Wharton School

Could increased immigration improve the US economy?

In an opinion piece from Alexander Arnon, senior analyst with the Penn Wharton Budget Model, he examines U.S. immigration policy and concludes that the largest positive impact on employment and GDP would come from increasing the net flow of immigrants.

Penn Today Staff

The virtual assistant

Artificial intelligence has permeated many corners of life, from consumer purchasing and media consumption to health care—sometimes in ways we don’t even know.

Michele W. Berger

Can artificial intelligence help answer HR’s toughest questions?

Wharton's Peter Cappelli and Prasanna Tambe discuss the challenges companies face when they outsource their Human Resources departments to AI, allowing algorithms to remedy imperfect human decision-making for hiring, firing, scheduling, and promoting.

Penn Today Staff

No evidence that testosterone reduces cognitive empathy

In the largest study of its kind, researchers found that testosterone administration did not affect cognitive empathy, a measure of the ability to recognize another’s feelings and motivations. The finding calls into question the theory that the symptoms of autism are caused by a hyper-masculinized brain.

Katherine Unger Baillie

Prepare for a slowdown, not a recession

According to Wharton finance professor Jeremy Siegel, a recession is inevitable, but when? Historic indicators of a recession are present, but demographic shifts make predictions less reliable.

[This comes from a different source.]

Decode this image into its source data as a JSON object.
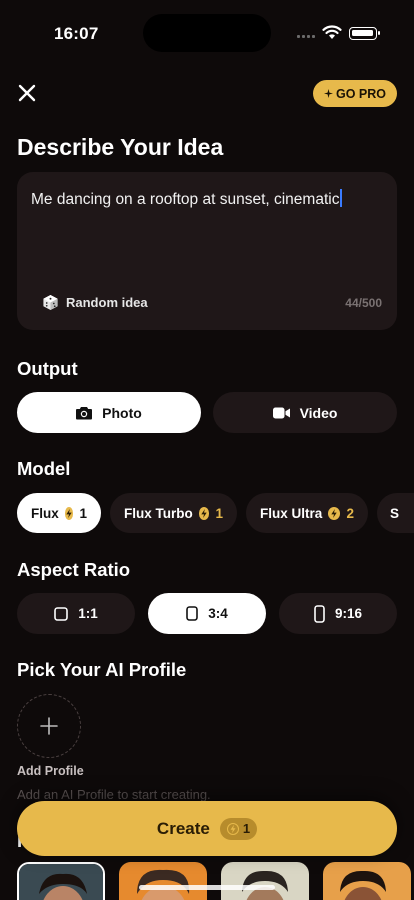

Penn Today Staff

In the News

ABC News

US Federal Reserve cuts interest rates, here’s what that means for you

Krista Schwarz of the Wharton School said the last time the Federal Reserve lowered interest rates was in July. Since then, “the 30-year fixed rate has come down about .2%,” she said.


The New York Times

Personality tests are the astrology of the office

Adam Grant of the Wharton School weighed in on the lack of evidence behind personality tests like the Myers-Briggs Type Indicator. Myers-Briggs and analogs create “the illusion of expertise about psychology,” he said.



Dear Mr. President, why is it a good thing if a 10-year Treasury note is worth less than a bag of dirt?

Jeremy Siegel of the Wharton School said the Federal Reserve should lower its rates but not to zero or a negative number, as President Trump has proposed. Negative rates, Siegel said, would mean that a recession was inevitable.



With states and the feds investigating Google and Facebook, the legal pressure is ramping up

PIK Professor Herbert Hovenkamp commented on states’ involvement in antitrust lawsuits against tech giants. “It’s ... not because the federal government isn’t doing enough,” he said. The states “want to get in the action, too.”


Quartz at Work

What happens to tech workers when their skills become obsolete?

Prasanna Tambe of the Wharton School is contributing to research on how workers adapt when their specific skills are no longer in high demand.